I am not very good at this blogging, I forget to update it for weeks at a time.

Over the last few weeks I have taught 2 screenprinting classes. One was for the public and one for digital design students who had the designs all ready to go and just needed to get them onto a t-shirt. One was very low-tech, the kind of process I use at home where I don't have access to all the fancy equipment. One was high-tech in that we used the vacuum table and special exposure unit.
Both classes were great fun but I was shattered at the end! I didn't even take any photos.
 Over the 8 days I managed to coat about 20 screens with the photo emulsion and help students coat about 20 more, and help about 15 students with their designs which required at least 3 colours per print. Pretty full on.

I have also been making scarves for a shibori exhibition at Barometer Gallery ,13 Gurner St., Paddington, NSW. The exhibition will be opened by Yoshiko Wada who wrote the bible for shibori artists 'Shibori: The art of Shaped resist"

- contemporary shaped resist dyed scarves/shawls

Barometer Gallery will open on Thursday, Friday, Saturday and Sunday each week from the 8th September to the 3rd October, 10am to 6pm.

Here is a detail of one of my scarves that will be on the sale table. We each have one major piece and up to 5 for sale. This is the first time I have entered a shibori exhibition. It feels funny not entering a quilt which needs a hanging sleeve etc. I don't even know how they display them.

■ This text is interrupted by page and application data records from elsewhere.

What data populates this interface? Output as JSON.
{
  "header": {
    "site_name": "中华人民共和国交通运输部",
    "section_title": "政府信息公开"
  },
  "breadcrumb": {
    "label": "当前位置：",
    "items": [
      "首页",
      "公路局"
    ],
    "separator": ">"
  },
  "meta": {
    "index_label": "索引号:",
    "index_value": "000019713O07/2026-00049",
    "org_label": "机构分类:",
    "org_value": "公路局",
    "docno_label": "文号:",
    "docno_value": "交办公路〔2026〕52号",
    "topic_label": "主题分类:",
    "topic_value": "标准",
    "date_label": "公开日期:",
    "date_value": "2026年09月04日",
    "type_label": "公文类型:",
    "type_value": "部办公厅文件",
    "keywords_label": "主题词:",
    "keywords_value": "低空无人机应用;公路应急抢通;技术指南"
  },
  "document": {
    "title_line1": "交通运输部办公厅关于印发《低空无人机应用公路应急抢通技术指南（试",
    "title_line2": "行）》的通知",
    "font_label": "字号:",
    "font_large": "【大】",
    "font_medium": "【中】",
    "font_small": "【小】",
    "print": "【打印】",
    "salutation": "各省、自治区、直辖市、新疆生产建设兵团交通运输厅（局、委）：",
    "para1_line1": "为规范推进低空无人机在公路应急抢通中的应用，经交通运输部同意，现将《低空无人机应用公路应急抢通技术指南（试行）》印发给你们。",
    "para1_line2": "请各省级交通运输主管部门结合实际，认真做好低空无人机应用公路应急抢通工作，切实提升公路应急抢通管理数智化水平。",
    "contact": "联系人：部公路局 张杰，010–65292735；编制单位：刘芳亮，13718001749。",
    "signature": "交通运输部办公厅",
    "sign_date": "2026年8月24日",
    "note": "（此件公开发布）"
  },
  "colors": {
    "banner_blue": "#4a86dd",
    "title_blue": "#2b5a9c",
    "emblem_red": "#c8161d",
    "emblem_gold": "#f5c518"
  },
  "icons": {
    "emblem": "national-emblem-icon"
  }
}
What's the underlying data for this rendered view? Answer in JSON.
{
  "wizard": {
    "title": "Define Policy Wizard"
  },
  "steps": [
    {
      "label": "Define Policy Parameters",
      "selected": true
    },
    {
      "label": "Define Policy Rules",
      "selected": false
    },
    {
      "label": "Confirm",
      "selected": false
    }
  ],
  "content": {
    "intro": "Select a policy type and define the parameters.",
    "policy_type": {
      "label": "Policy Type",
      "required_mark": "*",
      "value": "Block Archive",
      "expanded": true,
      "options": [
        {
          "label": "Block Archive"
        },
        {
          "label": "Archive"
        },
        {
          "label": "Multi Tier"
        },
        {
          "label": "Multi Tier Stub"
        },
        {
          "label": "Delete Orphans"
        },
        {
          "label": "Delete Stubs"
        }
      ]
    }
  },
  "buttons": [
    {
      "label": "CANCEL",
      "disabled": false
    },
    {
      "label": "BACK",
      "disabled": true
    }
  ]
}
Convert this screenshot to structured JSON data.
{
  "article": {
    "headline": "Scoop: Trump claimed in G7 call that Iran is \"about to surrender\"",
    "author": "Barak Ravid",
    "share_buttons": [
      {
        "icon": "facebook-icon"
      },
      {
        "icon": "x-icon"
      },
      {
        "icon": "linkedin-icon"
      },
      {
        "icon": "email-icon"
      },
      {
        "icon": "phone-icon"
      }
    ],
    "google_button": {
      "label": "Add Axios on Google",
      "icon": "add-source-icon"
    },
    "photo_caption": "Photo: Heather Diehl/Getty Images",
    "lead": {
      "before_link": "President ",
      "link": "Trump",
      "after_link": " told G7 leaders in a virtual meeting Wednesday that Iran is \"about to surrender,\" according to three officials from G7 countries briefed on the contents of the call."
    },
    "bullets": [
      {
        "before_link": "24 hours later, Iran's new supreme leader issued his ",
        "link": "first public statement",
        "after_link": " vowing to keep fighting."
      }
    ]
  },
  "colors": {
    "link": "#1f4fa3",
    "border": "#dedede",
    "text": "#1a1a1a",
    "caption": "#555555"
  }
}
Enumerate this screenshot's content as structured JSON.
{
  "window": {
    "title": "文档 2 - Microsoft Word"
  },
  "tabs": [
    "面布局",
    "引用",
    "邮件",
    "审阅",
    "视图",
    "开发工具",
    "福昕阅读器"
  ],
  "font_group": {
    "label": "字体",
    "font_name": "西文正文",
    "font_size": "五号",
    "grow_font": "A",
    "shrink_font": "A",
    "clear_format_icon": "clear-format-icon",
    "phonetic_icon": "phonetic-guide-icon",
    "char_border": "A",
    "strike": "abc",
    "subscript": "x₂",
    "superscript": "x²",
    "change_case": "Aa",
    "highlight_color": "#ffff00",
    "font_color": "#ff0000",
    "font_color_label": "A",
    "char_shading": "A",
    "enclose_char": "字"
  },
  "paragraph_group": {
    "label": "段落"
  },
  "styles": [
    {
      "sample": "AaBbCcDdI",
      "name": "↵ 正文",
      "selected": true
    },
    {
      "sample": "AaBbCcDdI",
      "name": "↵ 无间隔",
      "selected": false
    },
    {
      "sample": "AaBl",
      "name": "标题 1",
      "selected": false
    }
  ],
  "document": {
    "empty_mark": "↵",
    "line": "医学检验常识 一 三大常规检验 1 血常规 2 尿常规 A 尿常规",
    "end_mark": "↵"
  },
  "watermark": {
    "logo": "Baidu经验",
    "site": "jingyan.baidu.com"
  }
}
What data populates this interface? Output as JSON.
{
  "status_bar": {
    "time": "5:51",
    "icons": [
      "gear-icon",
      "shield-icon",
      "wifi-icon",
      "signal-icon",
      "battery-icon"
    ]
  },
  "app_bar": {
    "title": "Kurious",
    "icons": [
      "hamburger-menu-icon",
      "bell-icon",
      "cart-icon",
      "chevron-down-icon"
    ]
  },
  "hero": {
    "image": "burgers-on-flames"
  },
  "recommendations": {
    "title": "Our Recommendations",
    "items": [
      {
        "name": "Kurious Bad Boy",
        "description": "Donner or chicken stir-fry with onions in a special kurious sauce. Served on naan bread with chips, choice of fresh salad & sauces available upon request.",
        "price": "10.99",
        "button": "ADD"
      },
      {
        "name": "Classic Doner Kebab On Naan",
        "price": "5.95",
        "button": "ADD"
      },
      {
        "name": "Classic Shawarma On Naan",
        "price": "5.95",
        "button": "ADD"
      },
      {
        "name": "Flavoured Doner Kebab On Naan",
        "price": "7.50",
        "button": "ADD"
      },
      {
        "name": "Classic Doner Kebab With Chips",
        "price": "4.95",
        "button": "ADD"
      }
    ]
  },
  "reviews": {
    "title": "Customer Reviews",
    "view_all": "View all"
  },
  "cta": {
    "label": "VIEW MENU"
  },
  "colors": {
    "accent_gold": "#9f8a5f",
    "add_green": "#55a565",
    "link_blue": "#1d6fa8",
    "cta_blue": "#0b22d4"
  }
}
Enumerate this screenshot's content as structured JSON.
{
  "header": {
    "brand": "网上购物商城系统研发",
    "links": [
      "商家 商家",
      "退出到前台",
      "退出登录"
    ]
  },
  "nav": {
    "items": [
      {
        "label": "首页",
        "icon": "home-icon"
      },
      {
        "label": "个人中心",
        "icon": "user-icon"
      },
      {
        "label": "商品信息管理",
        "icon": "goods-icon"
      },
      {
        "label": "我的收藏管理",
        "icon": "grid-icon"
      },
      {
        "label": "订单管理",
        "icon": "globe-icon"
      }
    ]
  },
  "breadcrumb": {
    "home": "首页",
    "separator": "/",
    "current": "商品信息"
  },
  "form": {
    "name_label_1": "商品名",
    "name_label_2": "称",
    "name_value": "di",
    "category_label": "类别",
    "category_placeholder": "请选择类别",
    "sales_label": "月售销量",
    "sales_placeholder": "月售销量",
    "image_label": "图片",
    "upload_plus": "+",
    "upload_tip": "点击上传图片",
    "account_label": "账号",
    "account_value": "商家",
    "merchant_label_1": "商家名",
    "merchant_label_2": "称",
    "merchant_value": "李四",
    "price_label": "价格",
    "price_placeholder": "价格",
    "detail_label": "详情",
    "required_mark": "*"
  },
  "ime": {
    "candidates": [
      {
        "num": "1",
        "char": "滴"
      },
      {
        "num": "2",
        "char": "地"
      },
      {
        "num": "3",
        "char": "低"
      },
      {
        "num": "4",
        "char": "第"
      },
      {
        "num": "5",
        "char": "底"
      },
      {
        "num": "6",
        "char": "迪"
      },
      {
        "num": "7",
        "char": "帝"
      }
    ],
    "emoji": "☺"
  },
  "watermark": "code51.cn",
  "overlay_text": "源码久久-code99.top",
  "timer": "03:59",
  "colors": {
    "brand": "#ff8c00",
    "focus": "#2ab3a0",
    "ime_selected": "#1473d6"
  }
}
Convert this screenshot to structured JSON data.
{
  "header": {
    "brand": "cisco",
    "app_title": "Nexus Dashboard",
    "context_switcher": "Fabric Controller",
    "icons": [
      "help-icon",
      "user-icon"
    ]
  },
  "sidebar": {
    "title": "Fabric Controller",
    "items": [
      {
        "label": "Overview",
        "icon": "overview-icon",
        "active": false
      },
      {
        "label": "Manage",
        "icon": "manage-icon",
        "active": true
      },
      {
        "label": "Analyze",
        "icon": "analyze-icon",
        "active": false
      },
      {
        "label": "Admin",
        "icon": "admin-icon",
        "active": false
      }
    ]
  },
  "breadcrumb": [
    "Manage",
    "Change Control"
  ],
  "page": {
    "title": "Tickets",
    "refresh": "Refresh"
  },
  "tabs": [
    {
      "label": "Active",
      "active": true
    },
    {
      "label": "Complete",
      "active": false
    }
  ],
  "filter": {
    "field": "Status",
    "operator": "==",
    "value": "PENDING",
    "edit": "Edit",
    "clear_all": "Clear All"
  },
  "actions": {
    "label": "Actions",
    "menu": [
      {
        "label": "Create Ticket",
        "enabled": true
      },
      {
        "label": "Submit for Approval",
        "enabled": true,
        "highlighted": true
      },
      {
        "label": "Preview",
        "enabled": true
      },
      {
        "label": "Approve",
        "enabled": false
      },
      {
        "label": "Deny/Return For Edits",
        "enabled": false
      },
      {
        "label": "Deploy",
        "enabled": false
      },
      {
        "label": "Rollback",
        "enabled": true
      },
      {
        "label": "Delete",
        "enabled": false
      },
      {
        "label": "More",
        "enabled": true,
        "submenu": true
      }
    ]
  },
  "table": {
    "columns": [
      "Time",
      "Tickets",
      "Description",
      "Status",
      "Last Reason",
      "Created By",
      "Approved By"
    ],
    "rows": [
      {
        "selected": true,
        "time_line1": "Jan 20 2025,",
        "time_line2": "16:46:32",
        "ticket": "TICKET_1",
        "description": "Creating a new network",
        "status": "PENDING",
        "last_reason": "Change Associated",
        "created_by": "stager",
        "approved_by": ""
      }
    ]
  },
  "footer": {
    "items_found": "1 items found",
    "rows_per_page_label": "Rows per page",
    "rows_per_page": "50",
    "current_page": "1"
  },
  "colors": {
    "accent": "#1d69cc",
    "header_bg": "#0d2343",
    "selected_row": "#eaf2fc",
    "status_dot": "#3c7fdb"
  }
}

This scarf is made of 100% merino wool jersey and has been clamped and bound and dyed about 6 times in acid dyes. Dyeing wool is also something new for me and I have been experimenting with both acid and fibreactive wool dyes. They react differently to Procion dyes on cotton and I am just learning how they work.